_Task details_
Exact copies of all the lines below are required.

---------- Supplied information

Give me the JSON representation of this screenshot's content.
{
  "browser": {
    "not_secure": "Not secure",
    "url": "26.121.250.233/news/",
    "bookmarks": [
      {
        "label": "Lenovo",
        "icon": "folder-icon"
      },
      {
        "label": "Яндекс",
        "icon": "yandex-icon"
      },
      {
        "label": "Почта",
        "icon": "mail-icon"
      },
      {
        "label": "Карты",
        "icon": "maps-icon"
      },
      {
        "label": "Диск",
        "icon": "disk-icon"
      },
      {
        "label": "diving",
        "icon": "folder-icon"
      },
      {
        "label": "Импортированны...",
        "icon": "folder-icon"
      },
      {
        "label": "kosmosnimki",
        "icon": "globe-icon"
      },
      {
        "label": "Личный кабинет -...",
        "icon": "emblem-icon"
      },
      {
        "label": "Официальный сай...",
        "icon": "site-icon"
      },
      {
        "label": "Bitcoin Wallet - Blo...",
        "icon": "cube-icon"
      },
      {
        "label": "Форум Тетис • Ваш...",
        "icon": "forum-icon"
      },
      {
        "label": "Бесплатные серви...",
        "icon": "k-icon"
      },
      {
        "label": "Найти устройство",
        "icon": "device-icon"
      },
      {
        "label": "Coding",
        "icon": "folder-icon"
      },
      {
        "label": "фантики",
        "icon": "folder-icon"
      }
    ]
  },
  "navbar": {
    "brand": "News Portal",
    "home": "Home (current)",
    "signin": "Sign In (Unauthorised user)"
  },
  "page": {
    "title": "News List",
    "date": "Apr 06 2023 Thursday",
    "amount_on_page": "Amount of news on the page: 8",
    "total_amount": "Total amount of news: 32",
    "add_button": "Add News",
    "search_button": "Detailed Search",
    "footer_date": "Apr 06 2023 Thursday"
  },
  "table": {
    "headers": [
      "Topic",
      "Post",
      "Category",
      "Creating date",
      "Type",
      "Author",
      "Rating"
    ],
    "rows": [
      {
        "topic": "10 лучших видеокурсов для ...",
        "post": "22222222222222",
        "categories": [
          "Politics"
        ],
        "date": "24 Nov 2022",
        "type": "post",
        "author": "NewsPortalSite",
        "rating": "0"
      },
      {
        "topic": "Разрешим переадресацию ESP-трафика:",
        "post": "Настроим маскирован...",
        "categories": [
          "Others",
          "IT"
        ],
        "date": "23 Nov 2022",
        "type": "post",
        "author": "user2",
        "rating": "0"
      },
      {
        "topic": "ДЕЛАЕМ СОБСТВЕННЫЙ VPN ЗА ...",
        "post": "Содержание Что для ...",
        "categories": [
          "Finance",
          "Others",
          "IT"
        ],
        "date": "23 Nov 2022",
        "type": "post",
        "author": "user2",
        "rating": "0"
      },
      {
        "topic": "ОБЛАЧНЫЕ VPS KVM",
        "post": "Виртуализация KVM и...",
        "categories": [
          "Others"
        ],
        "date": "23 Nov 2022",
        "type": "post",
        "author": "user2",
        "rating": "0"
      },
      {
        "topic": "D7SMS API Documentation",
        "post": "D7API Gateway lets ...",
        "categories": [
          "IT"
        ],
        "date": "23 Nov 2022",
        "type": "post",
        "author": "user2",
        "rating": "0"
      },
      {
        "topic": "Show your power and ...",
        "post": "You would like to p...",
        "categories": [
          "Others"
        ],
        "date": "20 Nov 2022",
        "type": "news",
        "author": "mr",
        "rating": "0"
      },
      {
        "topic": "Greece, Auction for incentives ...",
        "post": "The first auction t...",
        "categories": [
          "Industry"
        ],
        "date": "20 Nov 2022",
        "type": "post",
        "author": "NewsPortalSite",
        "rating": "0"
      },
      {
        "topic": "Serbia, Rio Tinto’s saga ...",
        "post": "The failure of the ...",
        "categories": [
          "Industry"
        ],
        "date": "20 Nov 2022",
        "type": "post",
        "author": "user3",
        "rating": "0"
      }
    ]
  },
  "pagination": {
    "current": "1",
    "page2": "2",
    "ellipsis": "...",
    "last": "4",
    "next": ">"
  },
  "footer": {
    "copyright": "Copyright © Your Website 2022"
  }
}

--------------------

_Output for this task_
Give me the JSON representation of this screenshot's content.
{
  "browser": {
    "not_secure": "Not secure",
    "url": "26.121.250.233/news/",
    "bookmarks": [
      {
        "label": "Lenovo",
        "icon": "folder-icon"
      },
      {
        "label": "Яндекс",
        "icon": "yandex-icon"
      },
      {
        "label": "Почта",
        "icon": "mail-icon"
      },
      {
        "label": "Карты",
        "icon": "maps-icon"
      },
      {
        "label": "Диск",
        "icon": "disk-icon"
      },
      {
        "label": "diving",
        "icon": "folder-icon"
      },
      {
        "label": "Импортированны...",
        "icon": "folder-icon"
      },
      {
        "label": "kosmosnimki",
        "icon": "globe-icon"
      },
      {
        "label": "Личный кабинет -...",
        "icon": "emblem-icon"
      },
      {
        "label": "Официальный сай...",
        "icon": "site-icon"
      },
      {
        "label": "Bitcoin Wallet - Blo...",
        "icon": "cube-icon"
      },
      {
        "label": "Форум Тетис • Ваш...",
        "icon": "forum-icon"
      },
      {
        "label": "Бесплатные серви...",
        "icon": "k-icon"
      },
      {
        "label": "Найти устройство",
        "icon": "device-icon"
      },
      {
        "label": "Coding",
        "icon": "folder-icon"
      },
      {
        "label": "фантики",
        "icon": "folder-icon"
      }
    ]
  },
  "navbar": {
    "brand": "News Portal",
    "home": "Home (current)",
    "signin": "Sign In (Unauthorised user)"
  },
  "page": {
    "title": "News List",
    "date": "Apr 06 2023 Thursday",
    "amount_on_page": "Amount of news on the page: 8",
    "total_amount": "Total amount of news: 32",
    "add_button": "Add News",
    "search_button": "Detailed Search",
    "footer_date": "Apr 06 2023 Thursday"
  },
  "table": {
    "headers": [
      "Topic",
      "Post",
      "Category",
      "Creating date",
      "Type",
      "Author",
      "Rating"
    ],
    "rows": [
      {
        "topic": "10 лучших видеокурсов для ...",
        "post": "22222222222222",
        "categories": [
          "Politics"
        ],
        "date": "24 Nov 2022",
        "type": "post",
        "author": "NewsPortalSite",
        "rating": "0"
      },
      {
        "topic": "Разрешим переадресацию ESP-трафика:",
        "post": "Настроим маскирован...",
        "categories": [
          "Others",
          "IT"
        ],
        "date": "23 Nov 2022",
        "type": "post",
        "author": "user2",
        "rating": "0"
      },
      {
        "topic": "ДЕЛАЕМ СОБСТВЕННЫЙ VPN ЗА ...",
        "post": "Содержание Что для ...",
        "categories": [
          "Finance",
          "Others",
          "IT"
        ],
        "date": "23 Nov 2022",
        "type": "post",
        "author": "user2",
        "rating": "0"
      },
      {
        "topic": "ОБЛАЧНЫЕ VPS KVM",
        "post": "Виртуализация KVM и...",
        "categories": [
          "Others"
        ],
        "date": "23 Nov 2022",
        "type": "post",
        "author": "user2",
        "rating": "0"
      },
      {
        "topic": "D7SMS API Documentation",
        "post": "D7API Gateway lets ...",
        "categories": [
          "IT"
        ],
        "date": "23 Nov 2022",
        "type": "post",
        "author": "user2",
        "rating": "0"
      },
      {
        "topic": "Show your power and ...",
        "post": "You would like to p...",
        "categories": [
          "Others"
        ],
        "date": "20 Nov 2022",
        "type": "news",
        "author": "mr",
        "rating": "0"
      },
      {
        "topic": "Greece, Auction for incentives ...",
        "post": "The first auction t...",
        "categories": [
          "Industry"
        ],
        "date": "20 Nov 2022",
        "type": "post",
        "author": "NewsPortalSite",
        "rating": "0"
      },
      {
        "topic": "Serbia, Rio Tinto’s saga ...",
        "post": "The failure of the ...",
        "categories": [
          "Industry"
        ],
        "date": "20 Nov 2022",
        "type": "post",
        "author": "user3",
        "rating": "0"
      }
    ]
  },
  "pagination": {
    "current": "1",
    "page2": "2",
    "ellipsis": "...",
    "last": "4",
    "next": ">"
  },
  "footer": {
    "copyright": "Copyright © Your Website 2022"
  }
}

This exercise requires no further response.